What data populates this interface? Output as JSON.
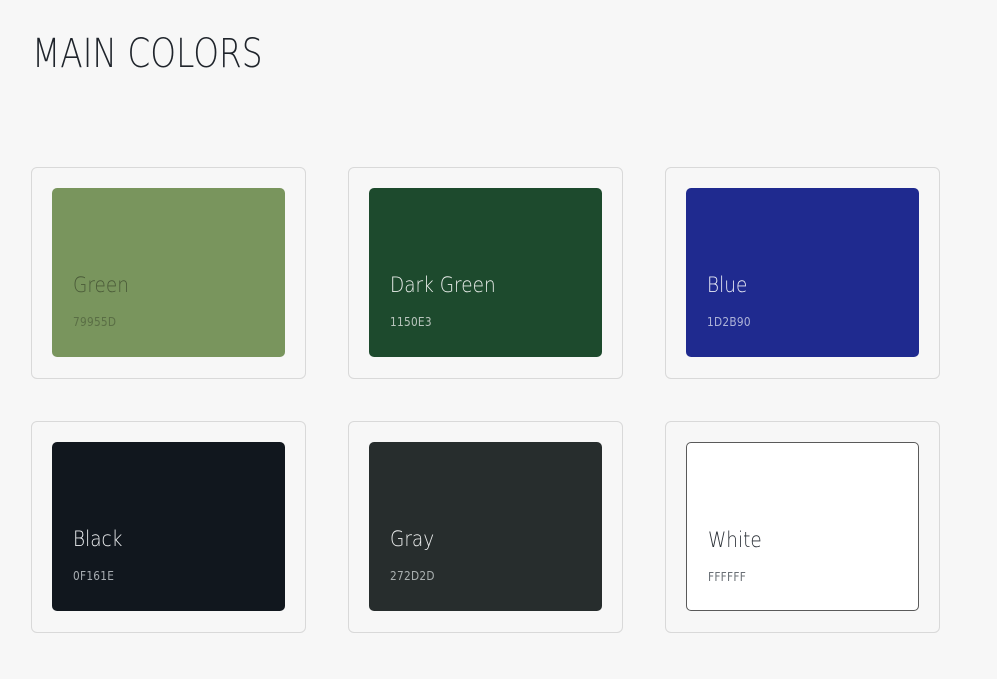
{
  "page": {
    "title": "MAIN COLORS"
  },
  "swatches": [
    {
      "name": "Green",
      "hex_label": "79955D",
      "color": "#79955d",
      "name_color": "#4a5a38",
      "hex_color": "#5a6e45"
    },
    {
      "name": "Dark Green",
      "hex_label": "1150E3",
      "color": "#1d4a2d",
      "name_color": "#e8ece9",
      "hex_color": "#b8c4bc"
    },
    {
      "name": "Blue",
      "hex_label": "1D2B90",
      "color": "#1f2a8f",
      "name_color": "#e7e9f4",
      "hex_color": "#aeb3d8"
    },
    {
      "name": "Black",
      "hex_label": "0F161E",
      "color": "#11171e",
      "name_color": "#eceef0",
      "hex_color": "#a7acb1"
    },
    {
      "name": "Gray",
      "hex_label": "272D2D",
      "color": "#272d2d",
      "name_color": "#eceeee",
      "hex_color": "#aab0b0"
    },
    {
      "name": "White",
      "hex_label": "FFFFFF",
      "color": "#ffffff",
      "name_color": "#2a2f36",
      "hex_color": "#6a6f75"
    }
  ]
}
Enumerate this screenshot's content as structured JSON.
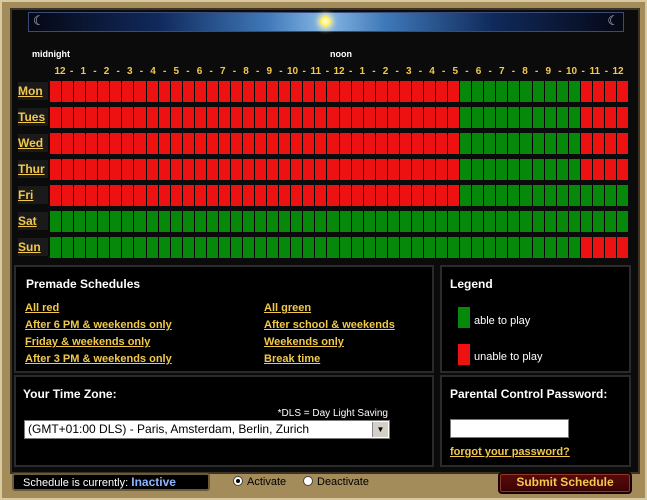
{
  "timeline": {
    "midnight_label": "midnight",
    "noon_label": "noon",
    "hour_labels": [
      "12",
      "1",
      "2",
      "3",
      "4",
      "5",
      "6",
      "7",
      "8",
      "9",
      "10",
      "11",
      "12",
      "1",
      "2",
      "3",
      "4",
      "5",
      "6",
      "7",
      "8",
      "9",
      "10",
      "11",
      "12"
    ]
  },
  "schedule": {
    "slots_per_day": 48,
    "days": [
      {
        "label": "Mon",
        "red_before": 34,
        "red_after": 44
      },
      {
        "label": "Tues",
        "red_before": 34,
        "red_after": 44
      },
      {
        "label": "Wed",
        "red_before": 34,
        "red_after": 44
      },
      {
        "label": "Thur",
        "red_before": 34,
        "red_after": 44
      },
      {
        "label": "Fri",
        "red_before": 34,
        "red_after": 48
      },
      {
        "label": "Sat",
        "red_before": 0,
        "red_after": 48
      },
      {
        "label": "Sun",
        "red_before": 0,
        "red_after": 44
      }
    ]
  },
  "premade": {
    "title": "Premade Schedules",
    "links": [
      "All red",
      "After 6 PM & weekends only",
      "Friday & weekends only",
      "After 3 PM & weekends only",
      "All green",
      "After school & weekends",
      "Weekends only",
      "Break time"
    ]
  },
  "legend": {
    "title": "Legend",
    "able": "able to play",
    "unable": "unable to play",
    "able_color": "#06880a",
    "unable_color": "#ee1111"
  },
  "timezone": {
    "title": "Your Time Zone:",
    "note": "*DLS = Day Light Saving",
    "selected": "(GMT+01:00 DLS) - Paris, Amsterdam, Berlin, Zurich"
  },
  "password": {
    "title": "Parental Control Password:",
    "value": "",
    "forgot": "forgot your password?"
  },
  "status": {
    "prefix": "Schedule is currently:",
    "value": "Inactive",
    "activate": "Activate",
    "deactivate": "Deactivate",
    "selected": "Activate"
  },
  "submit_label": "Submit Schedule"
}
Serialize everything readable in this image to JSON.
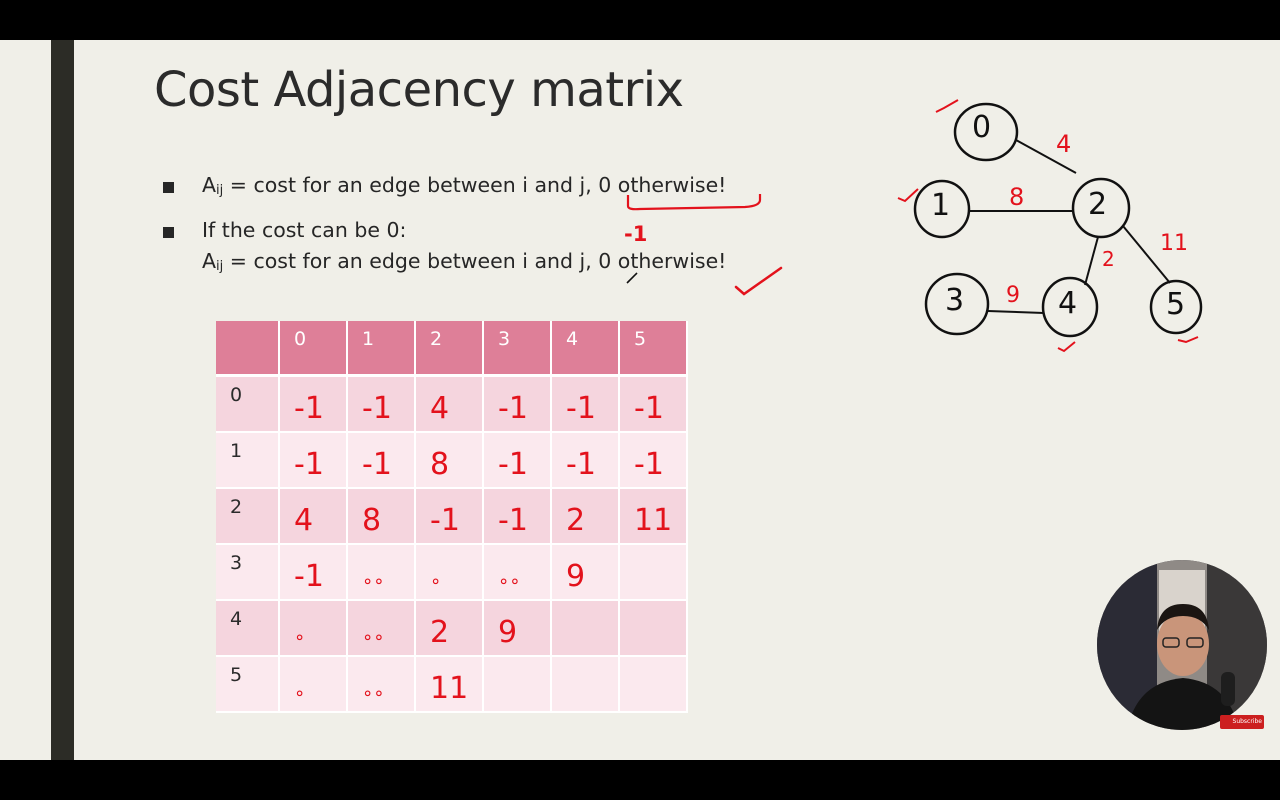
{
  "slide": {
    "title": "Cost Adjacency matrix",
    "bullets": {
      "b1": {
        "prefix": "A",
        "sub": "ij",
        "text": " = cost for an edge between i and j, 0 otherwise!"
      },
      "b2_line1": "If the cost can be 0:",
      "b2_line2": {
        "prefix": "A",
        "sub": "ij",
        "text": " = cost for an edge between i and j, 0 otherwise!"
      }
    },
    "annotation_minus_one": "-1"
  },
  "matrix": {
    "columns": [
      "0",
      "1",
      "2",
      "3",
      "4",
      "5"
    ],
    "rows": [
      {
        "label": "0",
        "cells": [
          "-1",
          "-1",
          "4",
          "-1",
          "-1",
          "-1"
        ]
      },
      {
        "label": "1",
        "cells": [
          "-1",
          "-1",
          "8",
          "-1",
          "-1",
          "-1"
        ]
      },
      {
        "label": "2",
        "cells": [
          "4",
          "8",
          "-1",
          "-1",
          "2",
          "11"
        ]
      },
      {
        "label": "3",
        "cells": [
          "-1",
          "∘∘",
          "∘",
          "∘∘",
          "9",
          ""
        ]
      },
      {
        "label": "4",
        "cells": [
          "∘",
          "∘∘",
          "2",
          "9",
          "",
          ""
        ]
      },
      {
        "label": "5",
        "cells": [
          "∘",
          "∘∘",
          "11",
          "",
          "",
          ""
        ]
      }
    ]
  },
  "graph": {
    "nodes": [
      "0",
      "1",
      "2",
      "3",
      "4",
      "5"
    ],
    "edge_weights": {
      "e02": "4",
      "e12": "8",
      "e24": "2",
      "e25": "11",
      "e34": "9"
    }
  },
  "colors": {
    "ink": "#e3121c",
    "header": "#de7f98",
    "row_odd": "#f5d5de",
    "row_even": "#fbe9ee",
    "slide_bg": "#f0efe8"
  },
  "youtube": {
    "subscribe": "Subscribe"
  }
}
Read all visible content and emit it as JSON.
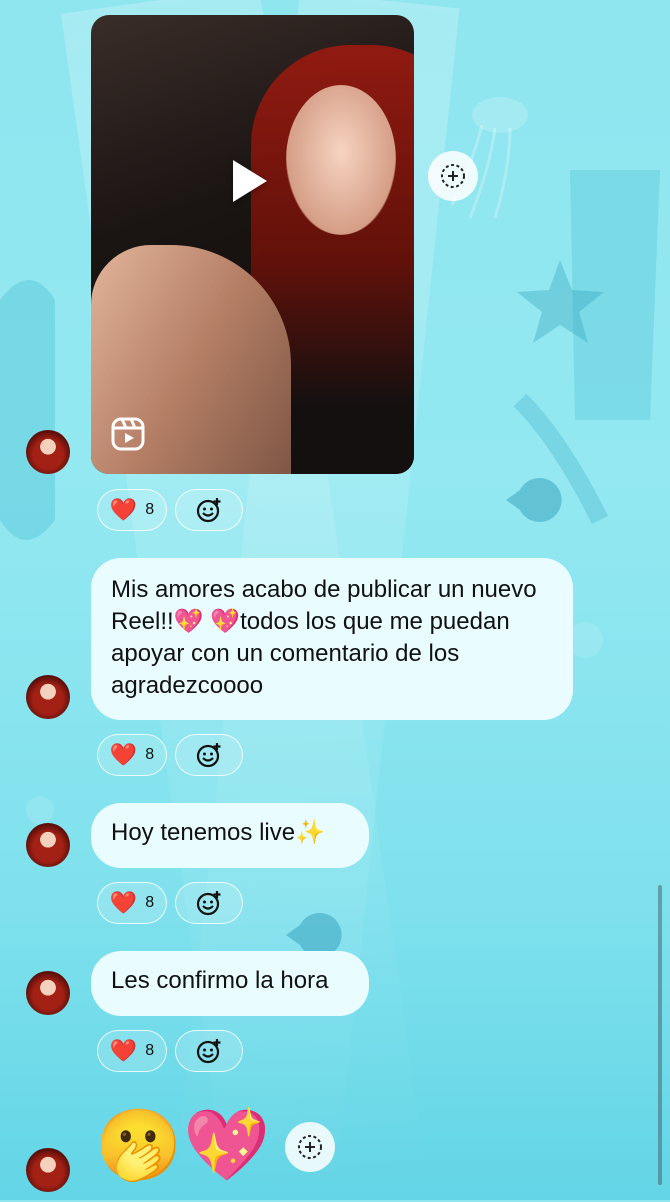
{
  "messages": [
    {
      "type": "reel",
      "reaction_count": "8",
      "heart": "❤️"
    },
    {
      "type": "text",
      "text": "Mis amores acabo de publicar un nuevo Reel!!💖 💖todos los que me puedan apoyar con un comentario de los agradezcoooo",
      "reaction_count": "8",
      "heart": "❤️"
    },
    {
      "type": "text",
      "text": "Hoy tenemos live✨",
      "reaction_count": "8",
      "heart": "❤️"
    },
    {
      "type": "text",
      "text": "Les confirmo la hora",
      "reaction_count": "8",
      "heart": "❤️"
    },
    {
      "type": "emoji",
      "emojis": [
        "🫢",
        "💖"
      ]
    }
  ],
  "icons": {
    "play": "play-icon",
    "reel": "reels-icon",
    "share": "share-icon",
    "add_reaction": "add-reaction-icon"
  },
  "colors": {
    "background": "#8fe6ef",
    "bubble": "#e9fcff",
    "heart": "#e0202e"
  }
}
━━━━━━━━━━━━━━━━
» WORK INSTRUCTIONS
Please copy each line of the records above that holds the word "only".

» RESPONSE
      "After 6 PM & weekends only",
      "Friday & weekends only",
      "After 3 PM & weekends only",
      "Weekends only",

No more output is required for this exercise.